→ Description of the task:
From the listing below, work out how many lines contain "Mermaid". Reply with that number only.

*** Records provided

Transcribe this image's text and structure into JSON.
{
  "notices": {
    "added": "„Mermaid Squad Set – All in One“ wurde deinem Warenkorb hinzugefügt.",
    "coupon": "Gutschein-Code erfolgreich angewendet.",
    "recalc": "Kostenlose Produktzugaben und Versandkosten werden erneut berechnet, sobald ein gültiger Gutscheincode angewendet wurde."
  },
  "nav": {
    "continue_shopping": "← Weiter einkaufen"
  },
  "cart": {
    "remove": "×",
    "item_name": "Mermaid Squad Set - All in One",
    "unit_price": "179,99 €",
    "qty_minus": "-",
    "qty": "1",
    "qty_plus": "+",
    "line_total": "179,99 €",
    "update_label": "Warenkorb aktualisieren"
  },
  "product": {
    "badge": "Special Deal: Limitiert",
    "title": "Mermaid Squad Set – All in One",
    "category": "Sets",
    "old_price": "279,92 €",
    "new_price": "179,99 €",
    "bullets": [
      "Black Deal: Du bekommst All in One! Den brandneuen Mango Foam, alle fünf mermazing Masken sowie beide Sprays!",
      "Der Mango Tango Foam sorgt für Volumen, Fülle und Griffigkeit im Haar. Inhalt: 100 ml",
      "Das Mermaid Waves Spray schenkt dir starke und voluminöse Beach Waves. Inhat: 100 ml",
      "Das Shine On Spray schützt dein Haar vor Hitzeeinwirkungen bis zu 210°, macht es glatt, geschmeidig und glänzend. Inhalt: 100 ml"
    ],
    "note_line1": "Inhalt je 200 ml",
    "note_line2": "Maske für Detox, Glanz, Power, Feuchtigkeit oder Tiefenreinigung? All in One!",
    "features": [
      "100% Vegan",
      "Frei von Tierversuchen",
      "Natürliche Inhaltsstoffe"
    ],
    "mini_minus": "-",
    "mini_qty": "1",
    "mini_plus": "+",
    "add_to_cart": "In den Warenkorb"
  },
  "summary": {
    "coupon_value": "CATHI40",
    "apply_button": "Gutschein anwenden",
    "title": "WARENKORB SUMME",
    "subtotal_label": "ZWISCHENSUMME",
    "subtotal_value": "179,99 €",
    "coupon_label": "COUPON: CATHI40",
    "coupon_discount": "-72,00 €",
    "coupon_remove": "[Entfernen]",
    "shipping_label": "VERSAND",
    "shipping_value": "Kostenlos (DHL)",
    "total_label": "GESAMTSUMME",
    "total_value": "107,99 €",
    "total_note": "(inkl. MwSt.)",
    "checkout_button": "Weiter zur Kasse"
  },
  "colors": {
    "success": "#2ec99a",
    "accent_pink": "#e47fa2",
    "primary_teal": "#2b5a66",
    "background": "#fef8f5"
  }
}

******

→ Your solution:
4